By now, many people are familiar with Zero Net Energy (ZNE) and California’s pursuit of the standard for new residential and commercial buildings in the next decade and a half. While defining ZNE presents some challenges (see our recent blog post), work is already beginning to expand the concept to include the carbon footprint of a building’s energy as well.
One approach, Zero Net Carbon, was the focus of a recent presentation in Santa Barbara by Ed Mazria, founder of the 2030 Challenge. Zero Net Carbon is defined as “a highly energy-efficient building that produces onsite, or procures, enough carbon-free renewable energy to meet building operations energy consumption annually.” It has the advantage of applicability for both new and existing building types, even those with limited opportunities for onsite renewable energy installations, for instance in urban environments.
According to a recent white paper by New Buildings Institute, a global population shift to urban areas means that cities currently produce 75% of global greenhouse emissions, a statistic that is likely to rise with increasing urbanization. ZNC-focused building and retrofitting would achieve a carbon neutral balance, first through design strategies and energy-efficiency measures, then incorporation of onsite renewable energy systems and finally, procurement of locally produced renewable energy to meet a building’s remaining energy needs.

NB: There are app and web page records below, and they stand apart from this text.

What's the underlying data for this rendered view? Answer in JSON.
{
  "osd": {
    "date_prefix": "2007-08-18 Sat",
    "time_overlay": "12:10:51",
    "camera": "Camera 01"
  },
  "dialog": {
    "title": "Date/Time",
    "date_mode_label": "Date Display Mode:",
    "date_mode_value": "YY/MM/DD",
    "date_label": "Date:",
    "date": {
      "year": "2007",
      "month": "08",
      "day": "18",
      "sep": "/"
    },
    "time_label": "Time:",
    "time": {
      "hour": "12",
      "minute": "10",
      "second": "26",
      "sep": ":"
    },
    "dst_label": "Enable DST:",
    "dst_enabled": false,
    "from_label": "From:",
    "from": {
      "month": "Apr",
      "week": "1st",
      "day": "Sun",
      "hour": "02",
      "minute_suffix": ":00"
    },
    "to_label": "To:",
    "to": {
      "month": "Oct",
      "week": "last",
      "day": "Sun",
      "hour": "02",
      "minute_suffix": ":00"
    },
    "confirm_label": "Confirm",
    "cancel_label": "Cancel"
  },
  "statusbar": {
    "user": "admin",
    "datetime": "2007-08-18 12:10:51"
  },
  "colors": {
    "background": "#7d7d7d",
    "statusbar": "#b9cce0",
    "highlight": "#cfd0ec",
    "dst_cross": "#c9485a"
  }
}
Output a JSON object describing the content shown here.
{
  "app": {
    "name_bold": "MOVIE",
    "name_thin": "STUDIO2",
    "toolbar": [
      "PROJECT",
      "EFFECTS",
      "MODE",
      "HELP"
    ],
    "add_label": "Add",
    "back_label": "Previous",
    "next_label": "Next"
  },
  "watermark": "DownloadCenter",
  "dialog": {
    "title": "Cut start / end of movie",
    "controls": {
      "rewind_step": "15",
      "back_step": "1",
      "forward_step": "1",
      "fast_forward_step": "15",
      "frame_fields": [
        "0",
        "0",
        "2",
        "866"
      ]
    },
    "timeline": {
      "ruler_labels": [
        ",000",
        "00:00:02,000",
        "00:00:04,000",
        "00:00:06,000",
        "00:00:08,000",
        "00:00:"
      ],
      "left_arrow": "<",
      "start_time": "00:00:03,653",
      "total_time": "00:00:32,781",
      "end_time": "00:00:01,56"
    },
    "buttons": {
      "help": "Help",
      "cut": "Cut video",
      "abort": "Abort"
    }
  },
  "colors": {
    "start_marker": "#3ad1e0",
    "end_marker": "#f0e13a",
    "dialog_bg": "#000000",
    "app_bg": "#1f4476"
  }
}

For more information, check out Architecture 2030’s ZNC page.
Editorial comment by Andy Pease: Ed, yet another acronym? Really? Just as the country is coming together for Zero Net Energy (ZNE), you have a new term, and now we all need to learn Zero Net Carbon (ZNC). Frustrating! BUT, you are right, of course; our real goal is action to address climate change on a massive scale, and the most direct way to track that for building energy is carbon. So a new acronym? Fine, I’m on board! Thanks, Ed. – Andy